Speaking with another one of the casters, 'Purge', he called the stream 'revolutionary' and pointed out that it would make the game accessible to gamers used to the jargon of their own games. If you're a Dota player tuning into a League of Legends livestream your eardrums are suddenly bathed in Barons and Dragons and buffs and Doran's something or another. Why is poking important? Why does no one pick any summoner spell besides Flash? Why does it matter that Nidalee got picked?
Even though the broad strokes of the two games are the same – shove your way to the end of the three lanes and crush the buildings there to win – the language which surrounds them can be impenetrable. Then there are the players themselves, their preferences, their histories with particular teams, oh, and the metagame. Which tactics are big at the moment, which hero combinations? Getting to grips with all of this is one of the reasons you can pour thousands of hours into a game. It's also a reason you're reluctant to swap to or attempt another. It's a significant undertaking.

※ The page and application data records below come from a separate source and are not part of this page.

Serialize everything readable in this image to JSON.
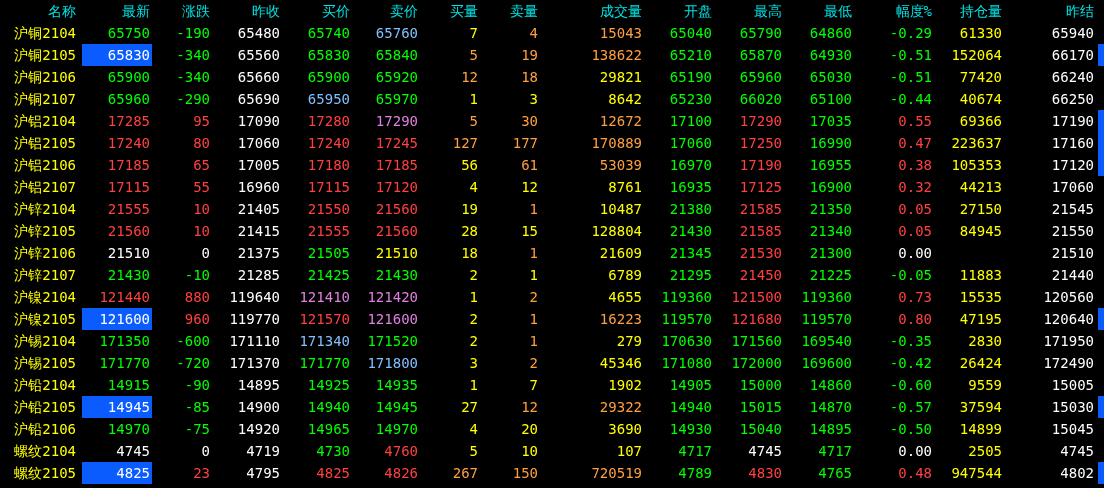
{
  "columns": [
    "名称",
    "最新",
    "涨跌",
    "昨收",
    "买价",
    "卖价",
    "买量",
    "卖量",
    "成交量",
    "开盘",
    "最高",
    "最低",
    "幅度%",
    "持仓量",
    "昨结"
  ],
  "rows": [
    {
      "marked": false,
      "cells": [
        {
          "text": "沪铜2104",
          "color": "#ffff00"
        },
        {
          "text": "65750",
          "color": "#00ff00",
          "flash": false
        },
        {
          "text": "-190",
          "color": "#00ff00"
        },
        {
          "text": "65480",
          "color": "#ffffff"
        },
        {
          "text": "65740",
          "color": "#00ff00"
        },
        {
          "text": "65760",
          "color": "#80c0ff"
        },
        {
          "text": "7",
          "color": "#ffff00"
        },
        {
          "text": "4",
          "color": "#ffa040"
        },
        {
          "text": "15043",
          "color": "#ffa040"
        },
        {
          "text": "65040",
          "color": "#00ff00"
        },
        {
          "text": "65790",
          "color": "#00ff00"
        },
        {
          "text": "64860",
          "color": "#00ff00"
        },
        {
          "text": "-0.29",
          "color": "#00ff00"
        },
        {
          "text": "61330",
          "color": "#ffff00"
        },
        {
          "text": "65940",
          "color": "#ffffff"
        }
      ]
    },
    {
      "marked": true,
      "cells": [
        {
          "text": "沪铜2105",
          "color": "#ffff00"
        },
        {
          "text": "65830",
          "color": "#ffffff",
          "flash": true
        },
        {
          "text": "-340",
          "color": "#00ff00"
        },
        {
          "text": "65560",
          "color": "#ffffff"
        },
        {
          "text": "65830",
          "color": "#00ff00"
        },
        {
          "text": "65840",
          "color": "#00ff00"
        },
        {
          "text": "5",
          "color": "#ffa040"
        },
        {
          "text": "19",
          "color": "#ffa040"
        },
        {
          "text": "138622",
          "color": "#ffa040"
        },
        {
          "text": "65210",
          "color": "#00ff00"
        },
        {
          "text": "65870",
          "color": "#00ff00"
        },
        {
          "text": "64930",
          "color": "#00ff00"
        },
        {
          "text": "-0.51",
          "color": "#00ff00"
        },
        {
          "text": "152064",
          "color": "#ffff00"
        },
        {
          "text": "66170",
          "color": "#ffffff"
        }
      ]
    },
    {
      "marked": false,
      "cells": [
        {
          "text": "沪铜2106",
          "color": "#ffff00"
        },
        {
          "text": "65900",
          "color": "#00ff00",
          "flash": false
        },
        {
          "text": "-340",
          "color": "#00ff00"
        },
        {
          "text": "65660",
          "color": "#ffffff"
        },
        {
          "text": "65900",
          "color": "#00ff00"
        },
        {
          "text": "65920",
          "color": "#00ff00"
        },
        {
          "text": "12",
          "color": "#ffa040"
        },
        {
          "text": "18",
          "color": "#ffa040"
        },
        {
          "text": "29821",
          "color": "#ffff00"
        },
        {
          "text": "65190",
          "color": "#00ff00"
        },
        {
          "text": "65960",
          "color": "#00ff00"
        },
        {
          "text": "65030",
          "color": "#00ff00"
        },
        {
          "text": "-0.51",
          "color": "#00ff00"
        },
        {
          "text": "77420",
          "color": "#ffff00"
        },
        {
          "text": "66240",
          "color": "#ffffff"
        }
      ]
    },
    {
      "marked": false,
      "cells": [
        {
          "text": "沪铜2107",
          "color": "#ffff00"
        },
        {
          "text": "65960",
          "color": "#00ff00",
          "flash": false
        },
        {
          "text": "-290",
          "color": "#00ff00"
        },
        {
          "text": "65690",
          "color": "#ffffff"
        },
        {
          "text": "65950",
          "color": "#80c0ff"
        },
        {
          "text": "65970",
          "color": "#00ff00"
        },
        {
          "text": "1",
          "color": "#ffff00"
        },
        {
          "text": "3",
          "color": "#ffff00"
        },
        {
          "text": "8642",
          "color": "#ffff00"
        },
        {
          "text": "65230",
          "color": "#00ff00"
        },
        {
          "text": "66020",
          "color": "#00ff00"
        },
        {
          "text": "65100",
          "color": "#00ff00"
        },
        {
          "text": "-0.44",
          "color": "#00ff00"
        },
        {
          "text": "40674",
          "color": "#ffff00"
        },
        {
          "text": "66250",
          "color": "#ffffff"
        }
      ]
    },
    {
      "marked": true,
      "cells": [
        {
          "text": "沪铝2104",
          "color": "#ffff00"
        },
        {
          "text": "17285",
          "color": "#ff4040",
          "flash": false
        },
        {
          "text": "95",
          "color": "#ff4040"
        },
        {
          "text": "17090",
          "color": "#ffffff"
        },
        {
          "text": "17280",
          "color": "#ff4040"
        },
        {
          "text": "17290",
          "color": "#e080e0"
        },
        {
          "text": "5",
          "color": "#ffa040"
        },
        {
          "text": "30",
          "color": "#ffa040"
        },
        {
          "text": "12672",
          "color": "#ffa040"
        },
        {
          "text": "17100",
          "color": "#00ff00"
        },
        {
          "text": "17290",
          "color": "#ff4040"
        },
        {
          "text": "17035",
          "color": "#00ff00"
        },
        {
          "text": "0.55",
          "color": "#ff4040"
        },
        {
          "text": "69366",
          "color": "#ffff00"
        },
        {
          "text": "17190",
          "color": "#ffffff"
        }
      ]
    },
    {
      "marked": true,
      "cells": [
        {
          "text": "沪铝2105",
          "color": "#ffff00"
        },
        {
          "text": "17240",
          "color": "#ff4040",
          "flash": false
        },
        {
          "text": "80",
          "color": "#ff4040"
        },
        {
          "text": "17060",
          "color": "#ffffff"
        },
        {
          "text": "17240",
          "color": "#ff4040"
        },
        {
          "text": "17245",
          "color": "#ff4040"
        },
        {
          "text": "127",
          "color": "#ffa040"
        },
        {
          "text": "177",
          "color": "#ffa040"
        },
        {
          "text": "170889",
          "color": "#ffa040"
        },
        {
          "text": "17060",
          "color": "#00ff00"
        },
        {
          "text": "17250",
          "color": "#ff4040"
        },
        {
          "text": "16990",
          "color": "#00ff00"
        },
        {
          "text": "0.47",
          "color": "#ff4040"
        },
        {
          "text": "223637",
          "color": "#ffff00"
        },
        {
          "text": "17160",
          "color": "#ffffff"
        }
      ]
    },
    {
      "marked": true,
      "cells": [
        {
          "text": "沪铝2106",
          "color": "#ffff00"
        },
        {
          "text": "17185",
          "color": "#ff4040",
          "flash": false
        },
        {
          "text": "65",
          "color": "#ff4040"
        },
        {
          "text": "17005",
          "color": "#ffffff"
        },
        {
          "text": "17180",
          "color": "#ff4040"
        },
        {
          "text": "17185",
          "color": "#ff4040"
        },
        {
          "text": "56",
          "color": "#ffff00"
        },
        {
          "text": "61",
          "color": "#ffa040"
        },
        {
          "text": "53039",
          "color": "#ffa040"
        },
        {
          "text": "16970",
          "color": "#00ff00"
        },
        {
          "text": "17190",
          "color": "#ff4040"
        },
        {
          "text": "16955",
          "color": "#00ff00"
        },
        {
          "text": "0.38",
          "color": "#ff4040"
        },
        {
          "text": "105353",
          "color": "#ffff00"
        },
        {
          "text": "17120",
          "color": "#ffffff"
        }
      ]
    },
    {
      "marked": false,
      "cells": [
        {
          "text": "沪铝2107",
          "color": "#ffff00"
        },
        {
          "text": "17115",
          "color": "#ff4040",
          "flash": false
        },
        {
          "text": "55",
          "color": "#ff4040"
        },
        {
          "text": "16960",
          "color": "#ffffff"
        },
        {
          "text": "17115",
          "color": "#ff4040"
        },
        {
          "text": "17120",
          "color": "#ff4040"
        },
        {
          "text": "4",
          "color": "#ffff00"
        },
        {
          "text": "12",
          "color": "#ffff00"
        },
        {
          "text": "8761",
          "color": "#ffff00"
        },
        {
          "text": "16935",
          "color": "#00ff00"
        },
        {
          "text": "17125",
          "color": "#ff4040"
        },
        {
          "text": "16900",
          "color": "#00ff00"
        },
        {
          "text": "0.32",
          "color": "#ff4040"
        },
        {
          "text": "44213",
          "color": "#ffff00"
        },
        {
          "text": "17060",
          "color": "#ffffff"
        }
      ]
    },
    {
      "marked": false,
      "cells": [
        {
          "text": "沪锌2104",
          "color": "#ffff00"
        },
        {
          "text": "21555",
          "color": "#ff4040",
          "flash": false
        },
        {
          "text": "10",
          "color": "#ff4040"
        },
        {
          "text": "21405",
          "color": "#ffffff"
        },
        {
          "text": "21550",
          "color": "#ff4040"
        },
        {
          "text": "21560",
          "color": "#ff4040"
        },
        {
          "text": "19",
          "color": "#ffff00"
        },
        {
          "text": "1",
          "color": "#ffa040"
        },
        {
          "text": "10487",
          "color": "#ffff00"
        },
        {
          "text": "21380",
          "color": "#00ff00"
        },
        {
          "text": "21585",
          "color": "#ff4040"
        },
        {
          "text": "21350",
          "color": "#00ff00"
        },
        {
          "text": "0.05",
          "color": "#ff4040"
        },
        {
          "text": "27150",
          "color": "#ffff00"
        },
        {
          "text": "21545",
          "color": "#ffffff"
        }
      ]
    },
    {
      "marked": false,
      "cells": [
        {
          "text": "沪锌2105",
          "color": "#ffff00"
        },
        {
          "text": "21560",
          "color": "#ff4040",
          "flash": false
        },
        {
          "text": "10",
          "color": "#ff4040"
        },
        {
          "text": "21415",
          "color": "#ffffff"
        },
        {
          "text": "21555",
          "color": "#ff4040"
        },
        {
          "text": "21560",
          "color": "#ff4040"
        },
        {
          "text": "28",
          "color": "#ffff00"
        },
        {
          "text": "15",
          "color": "#ffff00"
        },
        {
          "text": "128804",
          "color": "#ffff00"
        },
        {
          "text": "21430",
          "color": "#00ff00"
        },
        {
          "text": "21585",
          "color": "#ff4040"
        },
        {
          "text": "21340",
          "color": "#00ff00"
        },
        {
          "text": "0.05",
          "color": "#ff4040"
        },
        {
          "text": "84945",
          "color": "#ffff00"
        },
        {
          "text": "21550",
          "color": "#ffffff"
        }
      ]
    },
    {
      "marked": false,
      "cells": [
        {
          "text": "沪锌2106",
          "color": "#ffff00"
        },
        {
          "text": "21510",
          "color": "#ffffff",
          "flash": false
        },
        {
          "text": "0",
          "color": "#ffffff"
        },
        {
          "text": "21375",
          "color": "#ffffff"
        },
        {
          "text": "21505",
          "color": "#00ff00"
        },
        {
          "text": "21510",
          "color": "#ffff00"
        },
        {
          "text": "18",
          "color": "#ffff00"
        },
        {
          "text": "1",
          "color": "#ffa040"
        },
        {
          "text": "21609",
          "color": "#ffff00"
        },
        {
          "text": "21345",
          "color": "#00ff00"
        },
        {
          "text": "21530",
          "color": "#ff4040"
        },
        {
          "text": "21300",
          "color": "#00ff00"
        },
        {
          "text": "0.00",
          "color": "#ffffff"
        },
        null,
        {
          "text": "21510",
          "color": "#ffffff"
        }
      ]
    },
    {
      "marked": false,
      "cells": [
        {
          "text": "沪锌2107",
          "color": "#ffff00"
        },
        {
          "text": "21430",
          "color": "#00ff00",
          "flash": false
        },
        {
          "text": "-10",
          "color": "#00ff00"
        },
        {
          "text": "21285",
          "color": "#ffffff"
        },
        {
          "text": "21425",
          "color": "#00ff00"
        },
        {
          "text": "21430",
          "color": "#00ff00"
        },
        {
          "text": "2",
          "color": "#ffff00"
        },
        {
          "text": "1",
          "color": "#ffff00"
        },
        {
          "text": "6789",
          "color": "#ffff00"
        },
        {
          "text": "21295",
          "color": "#00ff00"
        },
        {
          "text": "21450",
          "color": "#ff4040"
        },
        {
          "text": "21225",
          "color": "#00ff00"
        },
        {
          "text": "-0.05",
          "color": "#00ff00"
        },
        {
          "text": "11883",
          "color": "#ffff00"
        },
        {
          "text": "21440",
          "color": "#ffffff"
        }
      ]
    },
    {
      "marked": false,
      "cells": [
        {
          "text": "沪镍2104",
          "color": "#ffff00"
        },
        {
          "text": "121440",
          "color": "#ff4040",
          "flash": false
        },
        {
          "text": "880",
          "color": "#ff4040"
        },
        {
          "text": "119640",
          "color": "#ffffff"
        },
        {
          "text": "121410",
          "color": "#e080e0"
        },
        {
          "text": "121420",
          "color": "#e080e0"
        },
        {
          "text": "1",
          "color": "#ffff00"
        },
        {
          "text": "2",
          "color": "#ffa040"
        },
        {
          "text": "4655",
          "color": "#ffff00"
        },
        {
          "text": "119360",
          "color": "#00ff00"
        },
        {
          "text": "121500",
          "color": "#ff4040"
        },
        {
          "text": "119360",
          "color": "#00ff00"
        },
        {
          "text": "0.73",
          "color": "#ff4040"
        },
        {
          "text": "15535",
          "color": "#ffff00"
        },
        {
          "text": "120560",
          "color": "#ffffff"
        }
      ]
    },
    {
      "marked": true,
      "cells": [
        {
          "text": "沪镍2105",
          "color": "#ffff00"
        },
        {
          "text": "121600",
          "color": "#ffffff",
          "flash": true
        },
        {
          "text": "960",
          "color": "#ff4040"
        },
        {
          "text": "119770",
          "color": "#ffffff"
        },
        {
          "text": "121570",
          "color": "#ff4040"
        },
        {
          "text": "121600",
          "color": "#e080e0"
        },
        {
          "text": "2",
          "color": "#ffff00"
        },
        {
          "text": "1",
          "color": "#ffa040"
        },
        {
          "text": "16223",
          "color": "#ffa040"
        },
        {
          "text": "119570",
          "color": "#00ff00"
        },
        {
          "text": "121680",
          "color": "#ff4040"
        },
        {
          "text": "119570",
          "color": "#00ff00"
        },
        {
          "text": "0.80",
          "color": "#ff4040"
        },
        {
          "text": "47195",
          "color": "#ffff00"
        },
        {
          "text": "120640",
          "color": "#ffffff"
        }
      ]
    },
    {
      "marked": false,
      "cells": [
        {
          "text": "沪锡2104",
          "color": "#ffff00"
        },
        {
          "text": "171350",
          "color": "#00ff00",
          "flash": false
        },
        {
          "text": "-600",
          "color": "#00ff00"
        },
        {
          "text": "171110",
          "color": "#ffffff"
        },
        {
          "text": "171340",
          "color": "#80c0ff"
        },
        {
          "text": "171520",
          "color": "#00ff00"
        },
        {
          "text": "2",
          "color": "#ffff00"
        },
        {
          "text": "1",
          "color": "#ffa040"
        },
        {
          "text": "279",
          "color": "#ffff00"
        },
        {
          "text": "170630",
          "color": "#00ff00"
        },
        {
          "text": "171560",
          "color": "#00ff00"
        },
        {
          "text": "169540",
          "color": "#00ff00"
        },
        {
          "text": "-0.35",
          "color": "#00ff00"
        },
        {
          "text": "2830",
          "color": "#ffff00"
        },
        {
          "text": "171950",
          "color": "#ffffff"
        }
      ]
    },
    {
      "marked": false,
      "cells": [
        {
          "text": "沪锡2105",
          "color": "#ffff00"
        },
        {
          "text": "171770",
          "color": "#00ff00",
          "flash": false
        },
        {
          "text": "-720",
          "color": "#00ff00"
        },
        {
          "text": "171370",
          "color": "#ffffff"
        },
        {
          "text": "171770",
          "color": "#00ff00"
        },
        {
          "text": "171800",
          "color": "#80c0ff"
        },
        {
          "text": "3",
          "color": "#ffff00"
        },
        {
          "text": "2",
          "color": "#ffa040"
        },
        {
          "text": "45346",
          "color": "#ffff00"
        },
        {
          "text": "171080",
          "color": "#00ff00"
        },
        {
          "text": "172000",
          "color": "#00ff00"
        },
        {
          "text": "169600",
          "color": "#00ff00"
        },
        {
          "text": "-0.42",
          "color": "#00ff00"
        },
        {
          "text": "26424",
          "color": "#ffff00"
        },
        {
          "text": "172490",
          "color": "#ffffff"
        }
      ]
    },
    {
      "marked": false,
      "cells": [
        {
          "text": "沪铅2104",
          "color": "#ffff00"
        },
        {
          "text": "14915",
          "color": "#00ff00",
          "flash": false
        },
        {
          "text": "-90",
          "color": "#00ff00"
        },
        {
          "text": "14895",
          "color": "#ffffff"
        },
        {
          "text": "14925",
          "color": "#00ff00"
        },
        {
          "text": "14935",
          "color": "#00ff00"
        },
        {
          "text": "1",
          "color": "#ffff00"
        },
        {
          "text": "7",
          "color": "#ffff00"
        },
        {
          "text": "1902",
          "color": "#ffff00"
        },
        {
          "text": "14905",
          "color": "#00ff00"
        },
        {
          "text": "15000",
          "color": "#00ff00"
        },
        {
          "text": "14860",
          "color": "#00ff00"
        },
        {
          "text": "-0.60",
          "color": "#00ff00"
        },
        {
          "text": "9559",
          "color": "#ffff00"
        },
        {
          "text": "15005",
          "color": "#ffffff"
        }
      ]
    },
    {
      "marked": true,
      "cells": [
        {
          "text": "沪铅2105",
          "color": "#ffff00"
        },
        {
          "text": "14945",
          "color": "#ffffff",
          "flash": true
        },
        {
          "text": "-85",
          "color": "#00ff00"
        },
        {
          "text": "14900",
          "color": "#ffffff"
        },
        {
          "text": "14940",
          "color": "#00ff00"
        },
        {
          "text": "14945",
          "color": "#00ff00"
        },
        {
          "text": "27",
          "color": "#ffff00"
        },
        {
          "text": "12",
          "color": "#ffa040"
        },
        {
          "text": "29322",
          "color": "#ffa040"
        },
        {
          "text": "14940",
          "color": "#00ff00"
        },
        {
          "text": "15015",
          "color": "#00ff00"
        },
        {
          "text": "14870",
          "color": "#00ff00"
        },
        {
          "text": "-0.57",
          "color": "#00ff00"
        },
        {
          "text": "37594",
          "color": "#ffff00"
        },
        {
          "text": "15030",
          "color": "#ffffff"
        }
      ]
    },
    {
      "marked": false,
      "cells": [
        {
          "text": "沪铅2106",
          "color": "#ffff00"
        },
        {
          "text": "14970",
          "color": "#00ff00",
          "flash": false
        },
        {
          "text": "-75",
          "color": "#00ff00"
        },
        {
          "text": "14920",
          "color": "#ffffff"
        },
        {
          "text": "14965",
          "color": "#00ff00"
        },
        {
          "text": "14970",
          "color": "#00ff00"
        },
        {
          "text": "4",
          "color": "#ffff00"
        },
        {
          "text": "20",
          "color": "#ffff00"
        },
        {
          "text": "3690",
          "color": "#ffff00"
        },
        {
          "text": "14930",
          "color": "#00ff00"
        },
        {
          "text": "15040",
          "color": "#00ff00"
        },
        {
          "text": "14895",
          "color": "#00ff00"
        },
        {
          "text": "-0.50",
          "color": "#00ff00"
        },
        {
          "text": "14899",
          "color": "#ffff00"
        },
        {
          "text": "15045",
          "color": "#ffffff"
        }
      ]
    },
    {
      "marked": false,
      "cells": [
        {
          "text": "螺纹2104",
          "color": "#ffff00"
        },
        {
          "text": "4745",
          "color": "#ffffff",
          "flash": false
        },
        {
          "text": "0",
          "color": "#ffffff"
        },
        {
          "text": "4719",
          "color": "#ffffff"
        },
        {
          "text": "4730",
          "color": "#00ff00"
        },
        {
          "text": "4760",
          "color": "#ff4040"
        },
        {
          "text": "5",
          "color": "#ffff00"
        },
        {
          "text": "10",
          "color": "#ffff00"
        },
        {
          "text": "107",
          "color": "#ffff00"
        },
        {
          "text": "4717",
          "color": "#00ff00"
        },
        {
          "text": "4745",
          "color": "#ffffff"
        },
        {
          "text": "4717",
          "color": "#00ff00"
        },
        {
          "text": "0.00",
          "color": "#ffffff"
        },
        {
          "text": "2505",
          "color": "#ffff00"
        },
        {
          "text": "4745",
          "color": "#ffffff"
        }
      ]
    },
    {
      "marked": true,
      "cells": [
        {
          "text": "螺纹2105",
          "color": "#ffff00"
        },
        {
          "text": "4825",
          "color": "#ffffff",
          "flash": true
        },
        {
          "text": "23",
          "color": "#ff4040"
        },
        {
          "text": "4795",
          "color": "#ffffff"
        },
        {
          "text": "4825",
          "color": "#ff4040"
        },
        {
          "text": "4826",
          "color": "#ff4040"
        },
        {
          "text": "267",
          "color": "#ffa040"
        },
        {
          "text": "150",
          "color": "#ffa040"
        },
        {
          "text": "720519",
          "color": "#ffa040"
        },
        {
          "text": "4789",
          "color": "#00ff00"
        },
        {
          "text": "4830",
          "color": "#ff4040"
        },
        {
          "text": "4765",
          "color": "#00ff00"
        },
        {
          "text": "0.48",
          "color": "#ff4040"
        },
        {
          "text": "947544",
          "color": "#ffff00"
        },
        {
          "text": "4802",
          "color": "#ffffff"
        }
      ]
    }
  ]
}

The general assumption up until this point has been that if you're following the professional scene of a game you're likely to also be a player. The terminology will be meaningful and you'll be able to read into the hero selections and omissions, even if it's not on a nuanced level. The casters can then skim over the actual mechanics at work and offer a play-by-play account with some extra analysis and flavour.
The International 4's whopping $10.9 million prize pool made it the biggest eSports event in history, financially speaking. With that money came a lot of extra attention from outside the main Dota 2 community. A lot of people were wondering, "What on Earth is this game and why did its community chuck more than $8 million into the prize fund?" It was a situation which lent itself to a new kind of stream – something between casting and tutorial – to cater to the curious new eyeballs.
That's why Purge was such a logical choice. He's already one of the first ports of call you'll have as a newcomer thanks to his Purge Plays... video series, walking you through heroes. He's also responsible for the "Welcome to Dota, you suck" guide you'll get pointed to if you ever ask Reddit for tips on how to get started.
In terms of the stream itself, I dipped in and out of it during the play-offs. That was when the stream was still finding its feet and so it tended to oscillate between relatively dry explanation and off-topic jollity. Later, just before the main event it seemed more settled with the presenters hitting a kind of rhythm. They would attempt to explain but perhaps zero in on several important facets of the game rather than attempting to tackle all of them on every stream.
I didn't catch any of the Newcomer Stream while in Seattle but keeping an eye on my friends' Twitter accounts it seemed that the games were broadly comprehensible, even if some of the specific information wasn't quite clear. I also know that Valve was actively offering feedback during the event and that the casters themselves were working to improve the stream.
There will likely be an evaluation of all the final feedback as Valve sift through the TI4 data and decide what to do for TI5. But it won't just be Valve peering at the cascade of Reddit threads, message board comments and tweets. It will be all the other companies with their fingers jammed in the MOBA pie. The Newcomer Stream can't possibly have escaped the attention of other developers and third-party eSports tournament organisers. It's a powerful tool for making the games themselves – traditionally thought of as awkward and incomprehensible timesinks – accessible, perhaps even encouraging players to swap their habitual MOBA for something new. Riot, Hi-Rez or Blizzard can't be oblivious to this potential source of players and so I'd be hugely surprised if we didn't see the rest of the year spent tinkering with newcomer broadcasting or refining the ideas Valve led with at TI4.
2014 might just be the year of the n00b.